# [Exercise goal]
Lines in the following data that contain the string "this" are to be counted. Report only their number.

#### Exercise data ####

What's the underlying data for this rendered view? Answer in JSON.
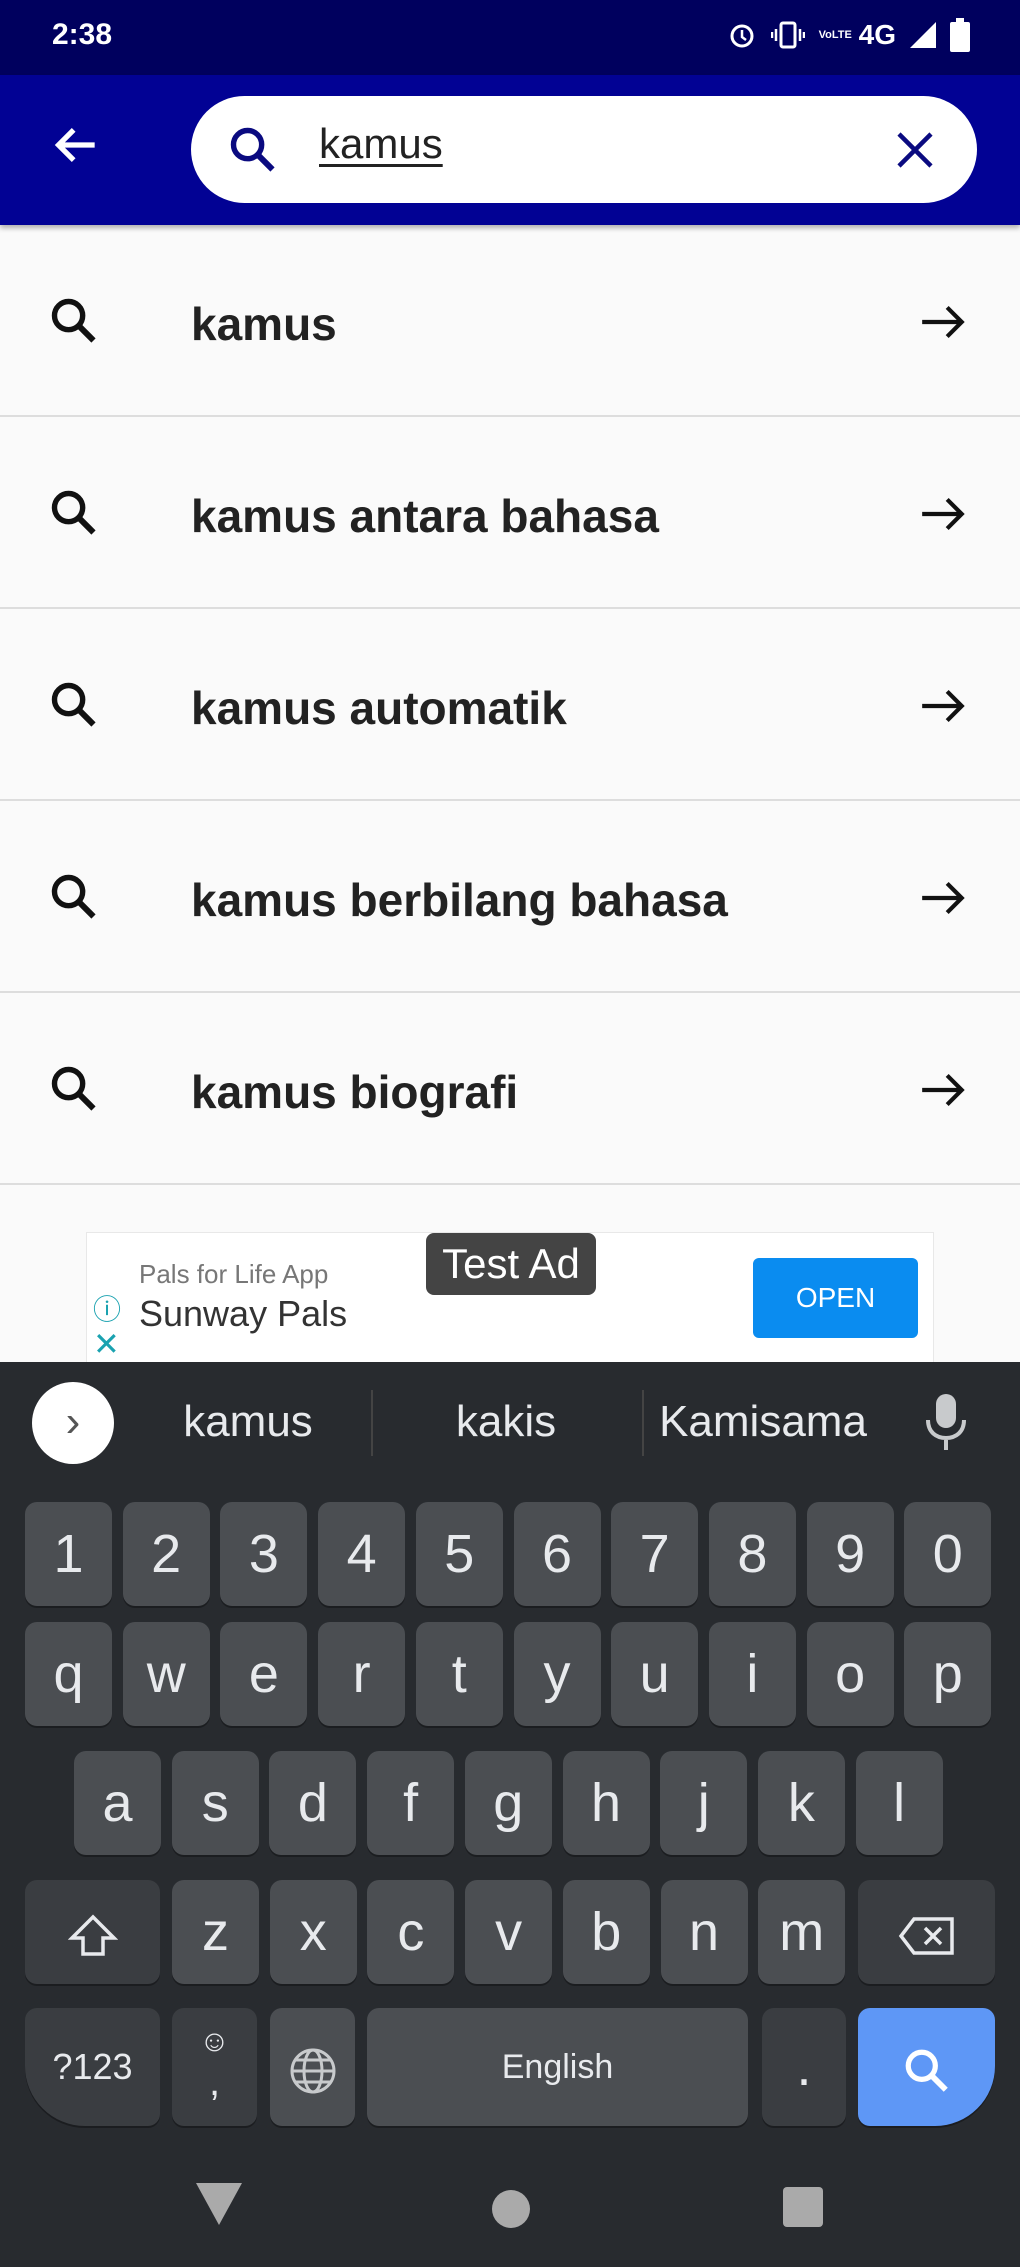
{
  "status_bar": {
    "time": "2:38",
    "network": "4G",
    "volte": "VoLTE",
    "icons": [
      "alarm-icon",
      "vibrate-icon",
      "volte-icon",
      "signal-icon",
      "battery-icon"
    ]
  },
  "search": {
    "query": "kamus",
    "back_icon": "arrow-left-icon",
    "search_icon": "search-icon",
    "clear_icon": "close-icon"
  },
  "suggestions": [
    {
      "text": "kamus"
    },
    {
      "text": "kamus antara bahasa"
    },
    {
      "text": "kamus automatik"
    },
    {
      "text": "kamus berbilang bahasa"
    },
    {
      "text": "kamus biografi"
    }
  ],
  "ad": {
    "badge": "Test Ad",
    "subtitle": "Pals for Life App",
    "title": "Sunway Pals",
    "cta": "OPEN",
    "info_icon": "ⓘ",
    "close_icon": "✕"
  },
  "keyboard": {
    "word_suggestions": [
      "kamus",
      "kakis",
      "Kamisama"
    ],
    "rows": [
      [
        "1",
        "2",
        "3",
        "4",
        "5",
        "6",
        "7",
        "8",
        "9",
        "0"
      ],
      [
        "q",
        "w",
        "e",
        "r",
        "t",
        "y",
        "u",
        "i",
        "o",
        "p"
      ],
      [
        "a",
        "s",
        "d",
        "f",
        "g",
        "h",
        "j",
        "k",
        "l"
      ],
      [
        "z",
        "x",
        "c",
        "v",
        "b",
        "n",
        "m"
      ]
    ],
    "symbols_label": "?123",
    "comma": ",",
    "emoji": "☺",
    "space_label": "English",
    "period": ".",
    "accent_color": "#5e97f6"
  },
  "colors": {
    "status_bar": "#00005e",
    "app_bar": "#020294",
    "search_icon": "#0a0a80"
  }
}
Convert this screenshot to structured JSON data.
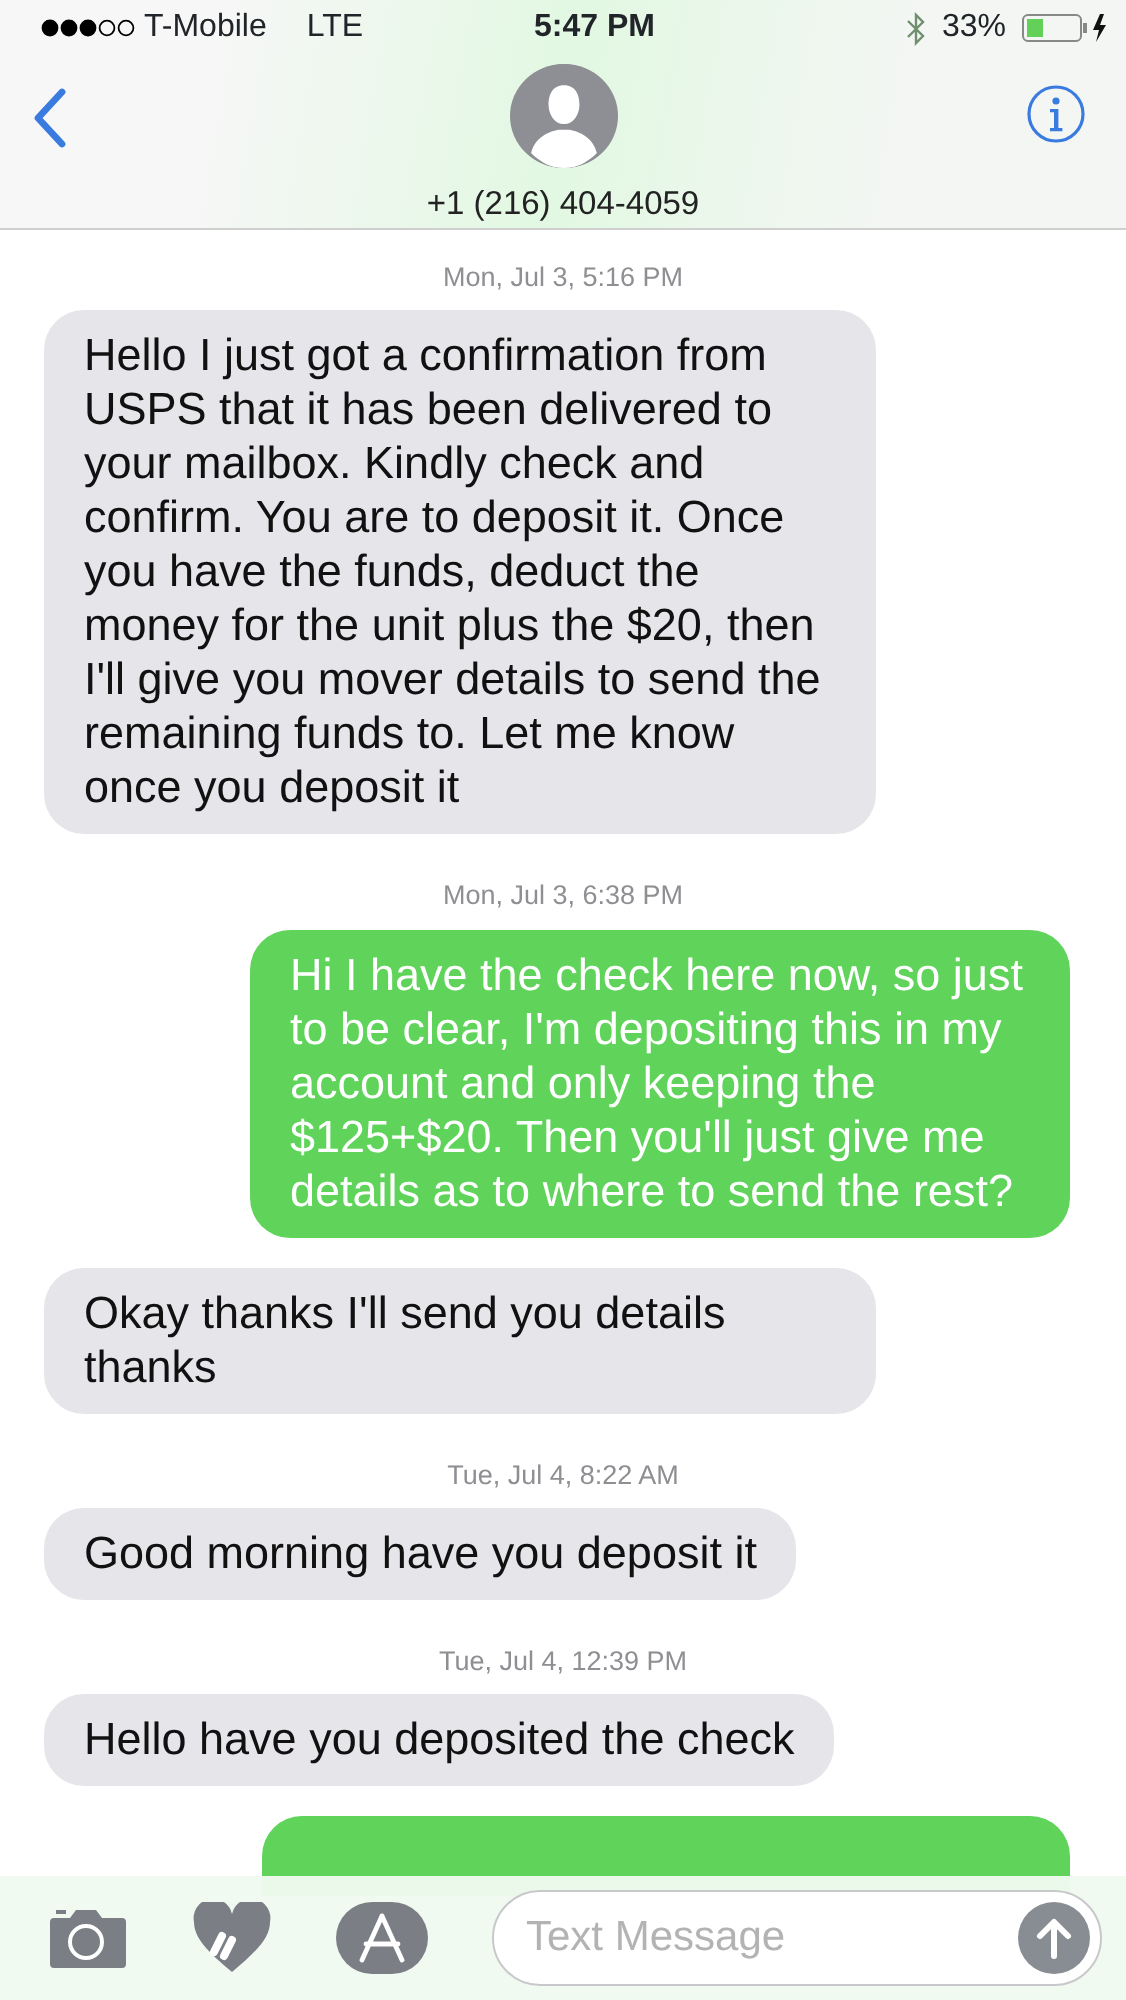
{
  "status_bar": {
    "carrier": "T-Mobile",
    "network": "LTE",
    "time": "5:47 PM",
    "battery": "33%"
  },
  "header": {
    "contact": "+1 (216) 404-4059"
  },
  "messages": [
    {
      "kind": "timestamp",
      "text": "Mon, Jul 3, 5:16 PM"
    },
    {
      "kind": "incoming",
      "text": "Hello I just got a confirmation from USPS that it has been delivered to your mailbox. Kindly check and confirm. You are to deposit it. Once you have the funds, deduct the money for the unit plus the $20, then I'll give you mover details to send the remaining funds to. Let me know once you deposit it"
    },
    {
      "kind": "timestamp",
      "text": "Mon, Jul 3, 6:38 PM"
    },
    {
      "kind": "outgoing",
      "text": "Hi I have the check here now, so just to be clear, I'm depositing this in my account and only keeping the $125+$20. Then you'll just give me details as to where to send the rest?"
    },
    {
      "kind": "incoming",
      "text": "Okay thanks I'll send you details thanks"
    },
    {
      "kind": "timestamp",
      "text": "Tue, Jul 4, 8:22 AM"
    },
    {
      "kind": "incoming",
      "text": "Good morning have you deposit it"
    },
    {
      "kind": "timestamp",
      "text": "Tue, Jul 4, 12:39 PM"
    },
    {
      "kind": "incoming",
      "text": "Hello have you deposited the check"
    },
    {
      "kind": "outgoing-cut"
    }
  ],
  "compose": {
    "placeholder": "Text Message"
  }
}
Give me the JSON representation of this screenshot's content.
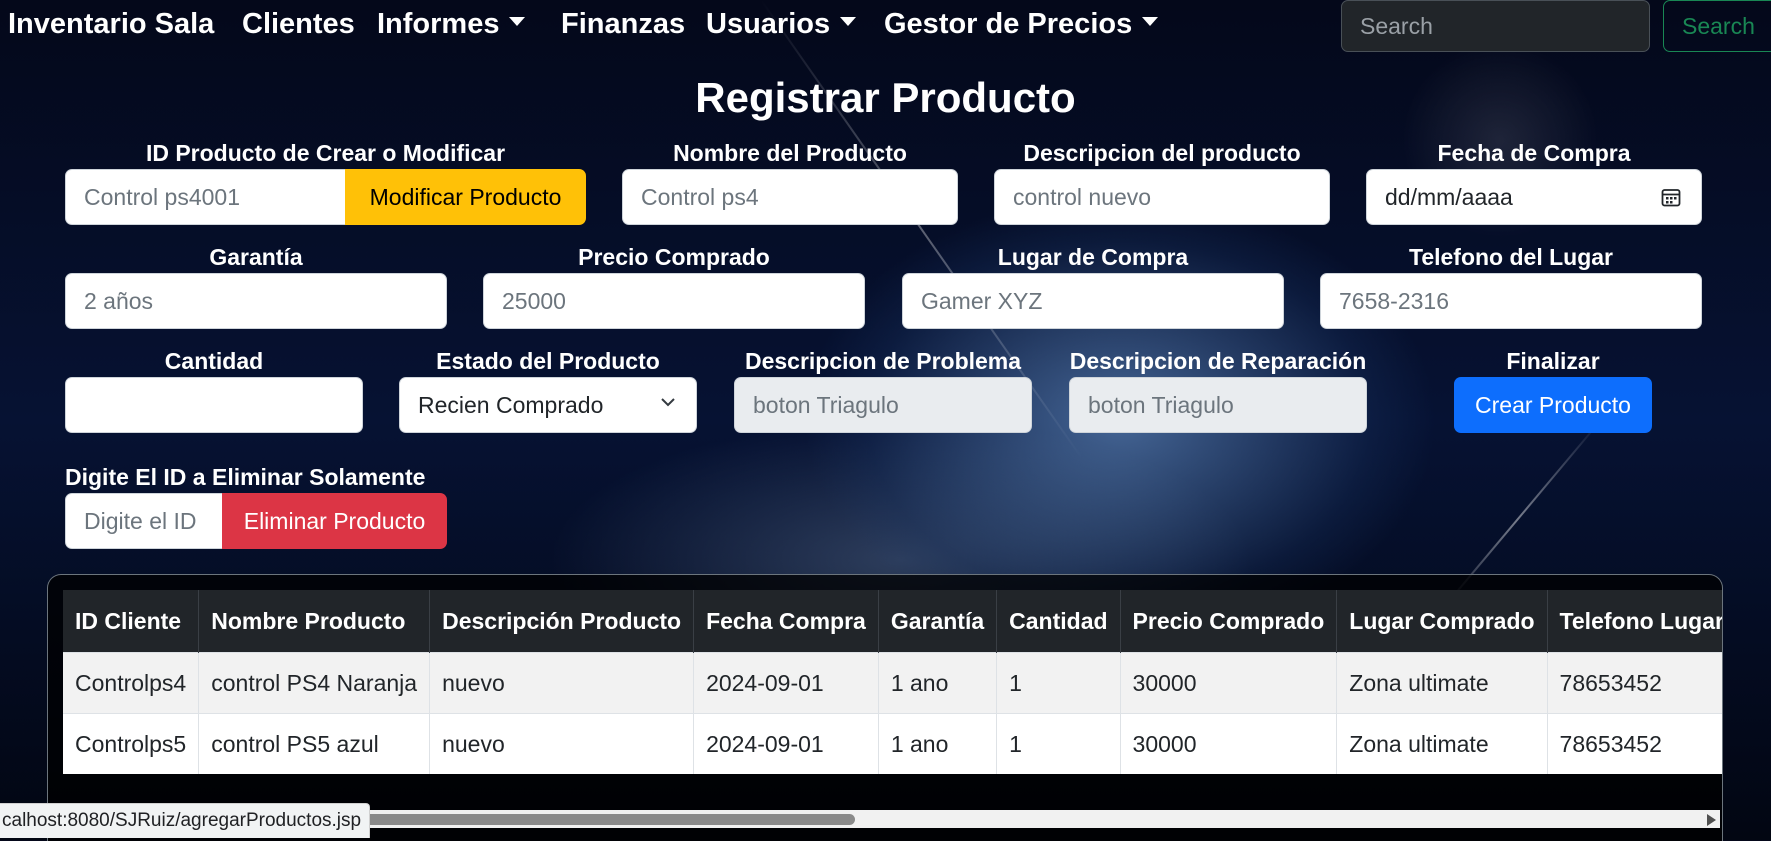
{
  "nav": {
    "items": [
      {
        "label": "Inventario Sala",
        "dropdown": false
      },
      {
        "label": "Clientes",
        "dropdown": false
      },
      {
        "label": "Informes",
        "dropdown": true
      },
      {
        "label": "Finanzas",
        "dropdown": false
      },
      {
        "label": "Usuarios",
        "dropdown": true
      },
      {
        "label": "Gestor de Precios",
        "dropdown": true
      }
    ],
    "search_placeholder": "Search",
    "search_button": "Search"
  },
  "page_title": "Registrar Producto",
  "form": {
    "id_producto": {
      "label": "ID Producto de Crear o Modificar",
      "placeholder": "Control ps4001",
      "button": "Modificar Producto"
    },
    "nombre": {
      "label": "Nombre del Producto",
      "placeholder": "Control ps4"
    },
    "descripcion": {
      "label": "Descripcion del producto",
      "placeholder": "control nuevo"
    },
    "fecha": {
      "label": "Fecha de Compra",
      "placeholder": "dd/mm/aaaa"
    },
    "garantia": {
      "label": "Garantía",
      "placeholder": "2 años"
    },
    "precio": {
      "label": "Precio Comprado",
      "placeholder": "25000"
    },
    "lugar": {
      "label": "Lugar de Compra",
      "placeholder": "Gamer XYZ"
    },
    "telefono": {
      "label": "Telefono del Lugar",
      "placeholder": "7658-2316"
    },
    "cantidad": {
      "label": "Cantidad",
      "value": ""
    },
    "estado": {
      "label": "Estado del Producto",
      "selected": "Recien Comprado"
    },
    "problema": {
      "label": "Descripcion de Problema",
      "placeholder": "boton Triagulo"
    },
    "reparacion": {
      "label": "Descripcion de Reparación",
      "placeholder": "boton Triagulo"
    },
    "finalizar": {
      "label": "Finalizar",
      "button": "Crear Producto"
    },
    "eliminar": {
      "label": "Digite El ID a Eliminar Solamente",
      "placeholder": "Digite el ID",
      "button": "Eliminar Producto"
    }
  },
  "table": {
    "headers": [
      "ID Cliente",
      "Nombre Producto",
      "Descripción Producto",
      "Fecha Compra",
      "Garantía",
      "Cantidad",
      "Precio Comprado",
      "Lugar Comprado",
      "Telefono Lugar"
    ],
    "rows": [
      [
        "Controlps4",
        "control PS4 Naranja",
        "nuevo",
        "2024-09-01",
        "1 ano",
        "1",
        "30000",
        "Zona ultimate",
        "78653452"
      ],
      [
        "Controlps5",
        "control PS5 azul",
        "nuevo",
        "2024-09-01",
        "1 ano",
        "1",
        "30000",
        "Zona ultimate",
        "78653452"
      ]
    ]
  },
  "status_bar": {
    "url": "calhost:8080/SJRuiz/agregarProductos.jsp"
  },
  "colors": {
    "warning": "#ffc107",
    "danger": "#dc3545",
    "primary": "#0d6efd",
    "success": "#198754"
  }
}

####

# [Task answer]
4